WORK INSTRUCTION.
Count the lines below that include the word "返回一个键", then give that number and no other words.

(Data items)
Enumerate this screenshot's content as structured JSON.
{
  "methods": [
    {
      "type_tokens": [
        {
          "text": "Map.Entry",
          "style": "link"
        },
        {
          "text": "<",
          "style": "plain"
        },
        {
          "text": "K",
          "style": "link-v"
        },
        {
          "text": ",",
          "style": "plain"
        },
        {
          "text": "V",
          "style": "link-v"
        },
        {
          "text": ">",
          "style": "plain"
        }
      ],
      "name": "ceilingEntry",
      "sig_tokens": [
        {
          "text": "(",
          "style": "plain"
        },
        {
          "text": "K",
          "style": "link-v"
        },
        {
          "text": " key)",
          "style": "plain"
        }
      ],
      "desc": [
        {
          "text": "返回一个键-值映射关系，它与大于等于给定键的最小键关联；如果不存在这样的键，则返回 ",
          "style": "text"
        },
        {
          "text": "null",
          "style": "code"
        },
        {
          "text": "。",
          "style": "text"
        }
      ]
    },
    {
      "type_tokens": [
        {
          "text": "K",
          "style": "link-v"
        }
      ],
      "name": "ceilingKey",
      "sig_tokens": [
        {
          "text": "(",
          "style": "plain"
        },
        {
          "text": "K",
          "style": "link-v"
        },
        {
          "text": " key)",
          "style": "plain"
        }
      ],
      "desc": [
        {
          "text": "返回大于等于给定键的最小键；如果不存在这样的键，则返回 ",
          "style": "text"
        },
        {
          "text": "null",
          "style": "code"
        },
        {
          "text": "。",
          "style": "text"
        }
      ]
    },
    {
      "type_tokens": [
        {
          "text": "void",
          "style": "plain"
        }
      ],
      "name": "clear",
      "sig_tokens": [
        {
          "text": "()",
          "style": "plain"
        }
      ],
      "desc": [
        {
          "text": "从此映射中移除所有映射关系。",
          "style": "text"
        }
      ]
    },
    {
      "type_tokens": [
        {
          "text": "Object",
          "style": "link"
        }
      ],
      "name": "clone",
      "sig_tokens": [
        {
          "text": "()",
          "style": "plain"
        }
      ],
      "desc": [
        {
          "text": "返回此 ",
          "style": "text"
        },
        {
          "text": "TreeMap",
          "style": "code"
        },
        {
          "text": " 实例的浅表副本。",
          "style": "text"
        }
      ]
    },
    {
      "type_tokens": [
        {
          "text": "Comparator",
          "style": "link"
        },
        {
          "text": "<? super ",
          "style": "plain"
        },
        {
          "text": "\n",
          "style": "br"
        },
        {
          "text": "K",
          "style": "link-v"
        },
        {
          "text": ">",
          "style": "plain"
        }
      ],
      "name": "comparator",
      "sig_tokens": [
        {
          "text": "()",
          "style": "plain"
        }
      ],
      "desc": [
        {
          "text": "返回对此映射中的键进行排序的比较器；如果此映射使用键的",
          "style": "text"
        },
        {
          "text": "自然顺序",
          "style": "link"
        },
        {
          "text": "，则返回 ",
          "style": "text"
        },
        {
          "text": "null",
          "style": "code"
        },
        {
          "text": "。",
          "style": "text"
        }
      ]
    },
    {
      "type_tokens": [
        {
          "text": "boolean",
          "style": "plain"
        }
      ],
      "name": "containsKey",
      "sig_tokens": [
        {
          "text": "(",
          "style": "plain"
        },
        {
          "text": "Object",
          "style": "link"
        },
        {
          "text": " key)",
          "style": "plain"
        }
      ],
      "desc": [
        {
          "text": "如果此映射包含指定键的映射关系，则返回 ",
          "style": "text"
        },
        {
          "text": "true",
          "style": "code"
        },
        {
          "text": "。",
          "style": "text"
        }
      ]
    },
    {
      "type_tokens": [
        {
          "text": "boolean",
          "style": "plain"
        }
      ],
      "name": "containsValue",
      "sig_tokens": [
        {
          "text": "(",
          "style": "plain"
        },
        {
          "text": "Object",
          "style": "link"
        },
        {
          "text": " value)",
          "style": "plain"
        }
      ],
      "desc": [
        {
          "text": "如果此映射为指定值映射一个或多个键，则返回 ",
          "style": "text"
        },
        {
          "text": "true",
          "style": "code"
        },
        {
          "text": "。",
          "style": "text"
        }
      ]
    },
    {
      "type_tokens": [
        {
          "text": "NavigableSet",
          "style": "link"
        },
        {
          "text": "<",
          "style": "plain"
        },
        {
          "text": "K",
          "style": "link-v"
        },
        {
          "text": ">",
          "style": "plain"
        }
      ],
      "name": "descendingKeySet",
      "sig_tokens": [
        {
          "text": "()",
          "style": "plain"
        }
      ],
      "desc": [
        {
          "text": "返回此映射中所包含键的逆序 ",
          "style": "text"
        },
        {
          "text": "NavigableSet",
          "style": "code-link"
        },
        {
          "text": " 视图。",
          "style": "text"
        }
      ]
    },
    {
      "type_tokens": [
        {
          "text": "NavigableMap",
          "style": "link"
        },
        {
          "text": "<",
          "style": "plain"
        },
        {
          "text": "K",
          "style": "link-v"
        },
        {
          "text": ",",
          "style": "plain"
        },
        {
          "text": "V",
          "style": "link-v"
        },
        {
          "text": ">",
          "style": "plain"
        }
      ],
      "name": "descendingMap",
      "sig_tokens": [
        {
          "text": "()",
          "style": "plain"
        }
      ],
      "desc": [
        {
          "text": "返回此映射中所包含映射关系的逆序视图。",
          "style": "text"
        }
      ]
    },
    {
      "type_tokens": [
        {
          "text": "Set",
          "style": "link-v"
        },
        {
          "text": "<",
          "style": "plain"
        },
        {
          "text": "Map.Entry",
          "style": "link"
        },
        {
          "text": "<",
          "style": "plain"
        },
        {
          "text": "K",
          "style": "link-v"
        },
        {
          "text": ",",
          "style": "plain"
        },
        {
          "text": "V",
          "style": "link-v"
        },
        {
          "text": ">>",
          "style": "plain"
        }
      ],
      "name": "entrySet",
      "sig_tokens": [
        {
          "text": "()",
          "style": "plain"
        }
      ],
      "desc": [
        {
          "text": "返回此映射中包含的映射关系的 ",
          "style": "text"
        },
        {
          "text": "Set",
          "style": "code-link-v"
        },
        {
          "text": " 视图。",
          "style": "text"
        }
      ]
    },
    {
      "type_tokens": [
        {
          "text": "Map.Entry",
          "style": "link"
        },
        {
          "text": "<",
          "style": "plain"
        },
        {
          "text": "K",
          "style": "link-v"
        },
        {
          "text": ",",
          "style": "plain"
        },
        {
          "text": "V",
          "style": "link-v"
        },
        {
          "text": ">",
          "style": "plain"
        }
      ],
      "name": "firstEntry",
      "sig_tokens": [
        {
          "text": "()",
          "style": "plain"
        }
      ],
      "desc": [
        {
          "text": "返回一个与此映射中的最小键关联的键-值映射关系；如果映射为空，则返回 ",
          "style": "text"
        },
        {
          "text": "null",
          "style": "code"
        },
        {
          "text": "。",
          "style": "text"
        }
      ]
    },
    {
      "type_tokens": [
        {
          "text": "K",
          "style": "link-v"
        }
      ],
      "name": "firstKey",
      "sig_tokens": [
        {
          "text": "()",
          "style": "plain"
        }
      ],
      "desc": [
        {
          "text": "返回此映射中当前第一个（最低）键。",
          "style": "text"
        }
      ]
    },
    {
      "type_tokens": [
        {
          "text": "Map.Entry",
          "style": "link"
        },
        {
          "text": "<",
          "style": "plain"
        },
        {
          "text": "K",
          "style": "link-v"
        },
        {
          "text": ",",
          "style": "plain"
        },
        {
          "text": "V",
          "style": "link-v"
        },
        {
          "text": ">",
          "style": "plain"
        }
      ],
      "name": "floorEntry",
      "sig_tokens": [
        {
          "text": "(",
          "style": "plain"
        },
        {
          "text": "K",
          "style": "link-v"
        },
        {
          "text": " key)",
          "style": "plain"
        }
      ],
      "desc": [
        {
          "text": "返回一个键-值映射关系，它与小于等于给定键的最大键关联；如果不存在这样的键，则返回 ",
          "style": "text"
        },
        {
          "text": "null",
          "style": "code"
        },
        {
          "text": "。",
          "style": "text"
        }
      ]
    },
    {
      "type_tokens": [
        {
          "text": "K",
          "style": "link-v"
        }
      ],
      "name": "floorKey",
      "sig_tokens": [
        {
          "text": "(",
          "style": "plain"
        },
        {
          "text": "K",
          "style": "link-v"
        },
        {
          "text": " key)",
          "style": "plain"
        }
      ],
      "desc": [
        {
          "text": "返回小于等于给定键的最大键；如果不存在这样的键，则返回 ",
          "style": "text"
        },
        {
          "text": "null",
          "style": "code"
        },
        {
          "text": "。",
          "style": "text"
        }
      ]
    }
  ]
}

ANSWER AREA.
2